BeWeather started as a BlackBerry app before being ported over to Android a couple of years ago, and earlier this week it arrived for iOS. BeWeather is free but some features are held back until you upgrade with a $2.99 in-app purchase to the Pro version. Even the free version, however, has the good looks and some useful features that may make you stray from The Weather Channel's app or .
After launching BeWeather and letting it access your location, it will ask you to select from one of three themes: a static image, an animation that depicts your current conditions, or a radar map of your location.
From the home screen that shows the current conditions, you can swipe up for an hourly forecast and a seven-day forecast. Swipe up again for more detailed weather stats -- wind speed and direction, moon phase, barometer, humidity, visibility, UV index, and dew point -- and a detailed forecast for the current day and night, as well as the next day and night. In snowy New England, I particularly like the ability to toggle between precipitation probability plus amount by tapping on the seven-day forecast. Most weather apps give only the probability, leaving me to wonder or search elsewhere for the number of inches an approaching Nor'easter is expected to bring.
From left to right, the four static buttons at the bottom of the screen let you share your current conditions, read weather alerts for your area, view a radar map, and view a map of nearby weather stations or webcams. The radar map includes a play/pause button and a slider so you can see, for example, an approaching storm in motion. Unlike The Weather Channel app, you can see only past movement and not a future forecast.

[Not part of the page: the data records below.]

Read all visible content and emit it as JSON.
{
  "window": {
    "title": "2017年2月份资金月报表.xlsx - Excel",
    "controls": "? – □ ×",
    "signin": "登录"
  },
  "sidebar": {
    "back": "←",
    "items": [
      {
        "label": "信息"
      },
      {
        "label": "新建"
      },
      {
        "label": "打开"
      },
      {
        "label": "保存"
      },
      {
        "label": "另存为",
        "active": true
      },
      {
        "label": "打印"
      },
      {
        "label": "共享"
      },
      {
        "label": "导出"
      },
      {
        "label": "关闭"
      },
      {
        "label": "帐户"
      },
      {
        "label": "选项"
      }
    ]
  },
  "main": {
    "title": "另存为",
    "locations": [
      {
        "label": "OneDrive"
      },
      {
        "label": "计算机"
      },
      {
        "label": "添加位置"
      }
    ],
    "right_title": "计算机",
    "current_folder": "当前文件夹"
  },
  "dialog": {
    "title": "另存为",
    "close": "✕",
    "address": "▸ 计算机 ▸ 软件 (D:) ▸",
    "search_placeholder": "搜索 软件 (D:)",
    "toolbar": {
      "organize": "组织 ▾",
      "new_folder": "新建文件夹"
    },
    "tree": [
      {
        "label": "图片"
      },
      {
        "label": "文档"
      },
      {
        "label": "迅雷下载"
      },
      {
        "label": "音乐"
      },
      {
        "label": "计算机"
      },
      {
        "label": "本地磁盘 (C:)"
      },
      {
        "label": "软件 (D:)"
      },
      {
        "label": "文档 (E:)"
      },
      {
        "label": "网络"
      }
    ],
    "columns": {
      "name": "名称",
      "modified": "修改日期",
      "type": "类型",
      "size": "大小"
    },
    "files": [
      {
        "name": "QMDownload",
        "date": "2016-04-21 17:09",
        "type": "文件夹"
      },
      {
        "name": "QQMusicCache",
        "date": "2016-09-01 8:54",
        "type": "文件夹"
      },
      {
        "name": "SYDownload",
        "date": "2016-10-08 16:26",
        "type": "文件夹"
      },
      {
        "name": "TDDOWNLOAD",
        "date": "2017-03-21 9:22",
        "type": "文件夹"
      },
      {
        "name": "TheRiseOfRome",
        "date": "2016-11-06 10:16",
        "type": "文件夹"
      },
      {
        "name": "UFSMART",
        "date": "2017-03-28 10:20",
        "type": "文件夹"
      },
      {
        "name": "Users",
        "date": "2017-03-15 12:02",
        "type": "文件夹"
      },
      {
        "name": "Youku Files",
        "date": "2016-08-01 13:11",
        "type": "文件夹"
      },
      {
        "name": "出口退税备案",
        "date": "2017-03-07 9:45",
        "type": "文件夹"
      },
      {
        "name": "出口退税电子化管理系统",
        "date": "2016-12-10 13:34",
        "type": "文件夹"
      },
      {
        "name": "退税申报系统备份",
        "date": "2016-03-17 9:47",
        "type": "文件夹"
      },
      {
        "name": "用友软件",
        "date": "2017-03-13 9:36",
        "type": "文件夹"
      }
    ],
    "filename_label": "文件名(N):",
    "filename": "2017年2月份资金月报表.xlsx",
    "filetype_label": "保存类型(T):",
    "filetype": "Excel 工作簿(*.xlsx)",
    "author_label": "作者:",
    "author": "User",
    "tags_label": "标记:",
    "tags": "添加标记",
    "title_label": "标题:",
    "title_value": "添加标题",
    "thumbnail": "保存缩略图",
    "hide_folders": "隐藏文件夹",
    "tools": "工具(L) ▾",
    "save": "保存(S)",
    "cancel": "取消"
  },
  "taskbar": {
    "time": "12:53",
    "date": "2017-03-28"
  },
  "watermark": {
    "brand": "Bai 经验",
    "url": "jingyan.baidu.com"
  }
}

BeWeather would look wonderful on the iPad, but unfortunately it's only optimized for the iPhone. The free app also limits you to two locations. The Pro version lets you add an unlimited number of locations, along with other features, including notifications for weather alerts, the current temperature as a badge on the app's icon, the current weather as a notification on the lock screen, and precipitation forecasts from .